Why would a student cheat?
In the past several years of teaching, I’ve changed the way I approach formative assessments in my AP United States History classes. This partly stemmed from the pile of homework and classwork I’d have to grade each week—everything from textbook outlines, key term definitions, and short answer writing responses. I’d get especially outraged when I came across an instance of cheating or plagiarism given the hours I devoted to grading student work. I asked myself, “Why wouldn't students dedicate as much time to learning as I did to grading?'”
One of the conclusions I landed on was the following: Students were so focused on not losing points and protecting their grade that they found shortcuts to getting the points for the assignment, while losing out on the learning the assignment was supposed to promote. That’s not to say that this is the only reason a student cheats on an assignment; procrastination and lack of time management play a role too. However, the reality was that a system meant to encourage learning actually did the opposite by creating punitive points deductions. I wanted to eliminate the fear that discouraged a student from trying on their own, and in its place create an environment that encouraged learning from mistakes.
A new setup for formative assessment
The first step I took was to modify the weight of the categories in my gradebook such that formative assessments only counted for 20% of the total grade. The new approach to formative assessment reduces the impact of a student’s homework by half compared to my previous weighting. The graded assignments in this category also allow chances for multiple attempts and learning. Students can redo nightly homework based on recorded lectures and submit online to receive full credit before the assignment deadline. Additionally, I give students full credit on the weekly reading questions for the first 4 weeks of school to give students enough time to internalize my feedback. And finally, I don’t grade the work students do in class.
For the ungraded classwork, Class Companion is an extremely helpful tool. Despite the work being ungraded, I didn’t want students to be left without feedback for the work they produce. Additionally, Class Companion can provide hints if the student is stuck, give individualized feedback to every student’s responses, and allow students to try again with the feedback it generates. I can review every attempt a student makes on the platform and address any disputes they have with the AI feedback.

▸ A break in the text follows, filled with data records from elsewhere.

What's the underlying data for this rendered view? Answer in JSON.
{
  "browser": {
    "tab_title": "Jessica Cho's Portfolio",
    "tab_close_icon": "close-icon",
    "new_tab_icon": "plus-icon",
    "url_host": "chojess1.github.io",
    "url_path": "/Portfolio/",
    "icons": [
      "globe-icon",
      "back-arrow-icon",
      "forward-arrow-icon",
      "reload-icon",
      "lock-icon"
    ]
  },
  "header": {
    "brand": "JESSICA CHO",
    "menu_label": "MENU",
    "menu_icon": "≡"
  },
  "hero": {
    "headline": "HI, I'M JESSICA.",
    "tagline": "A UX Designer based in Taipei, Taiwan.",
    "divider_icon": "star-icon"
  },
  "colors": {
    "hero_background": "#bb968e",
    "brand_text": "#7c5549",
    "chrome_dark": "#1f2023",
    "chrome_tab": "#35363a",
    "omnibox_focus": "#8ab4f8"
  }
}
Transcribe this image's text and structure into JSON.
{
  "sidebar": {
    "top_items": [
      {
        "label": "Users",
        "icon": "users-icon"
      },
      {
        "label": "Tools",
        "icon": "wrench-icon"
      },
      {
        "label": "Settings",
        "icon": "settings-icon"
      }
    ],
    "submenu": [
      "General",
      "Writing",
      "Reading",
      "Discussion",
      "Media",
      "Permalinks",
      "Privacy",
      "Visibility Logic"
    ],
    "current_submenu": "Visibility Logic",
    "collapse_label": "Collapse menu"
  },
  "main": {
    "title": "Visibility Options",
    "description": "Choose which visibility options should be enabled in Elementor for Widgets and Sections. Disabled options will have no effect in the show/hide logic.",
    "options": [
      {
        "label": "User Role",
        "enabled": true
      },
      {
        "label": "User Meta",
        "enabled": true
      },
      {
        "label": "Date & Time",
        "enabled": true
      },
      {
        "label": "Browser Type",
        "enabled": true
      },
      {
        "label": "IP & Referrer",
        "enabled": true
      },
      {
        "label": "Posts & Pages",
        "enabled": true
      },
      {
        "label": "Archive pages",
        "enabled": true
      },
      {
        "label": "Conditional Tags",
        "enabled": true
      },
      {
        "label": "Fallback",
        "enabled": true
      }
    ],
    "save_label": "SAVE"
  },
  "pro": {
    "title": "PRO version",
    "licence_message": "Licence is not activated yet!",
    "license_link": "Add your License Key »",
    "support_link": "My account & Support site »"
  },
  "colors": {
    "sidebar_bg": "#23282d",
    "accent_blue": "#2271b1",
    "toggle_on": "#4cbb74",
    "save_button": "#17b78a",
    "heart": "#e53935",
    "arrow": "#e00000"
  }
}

Combined, Class Companion and the policy of not assigning points to classwork create an environment in which students are not afraid to answer incorrectly. The progression of their responses makes it clear that learning is a process, requiring various attempts and iterations. Yes, students can still cheat when they use the platform, by googling the question or asking another AI platform. The built in “pasting” flags on Class Companion help a teacher pursue a case of cheating if they believe it is warranted. But the incentive for cheating significantly diminishes when students can try multiple times or seek assistance from the Class Companion AI.
Making the change was not an easy decision to make. I initially feared that if students didn’t have the extrinsic reward of points for an assignment, they wouldn’t do it at all. However, that’s not what happened at all. Students still engage with the Class Companion assignments. They try multiple times until they get a correct answer on their own. Students even exhibit learning when they open a dispute against the AI and have to further defend their answer.
Overall, I am happy with the change. There’s always room for improvement, and even a case to be made that all formative work should be ungraded. That may be where my classes ultimately end up, but that also depends on what grading policies my school district will allow.
TL;DR: Stop assigning points for assignments that are meant to help students learn. Use Class Companion to give immediate feedback.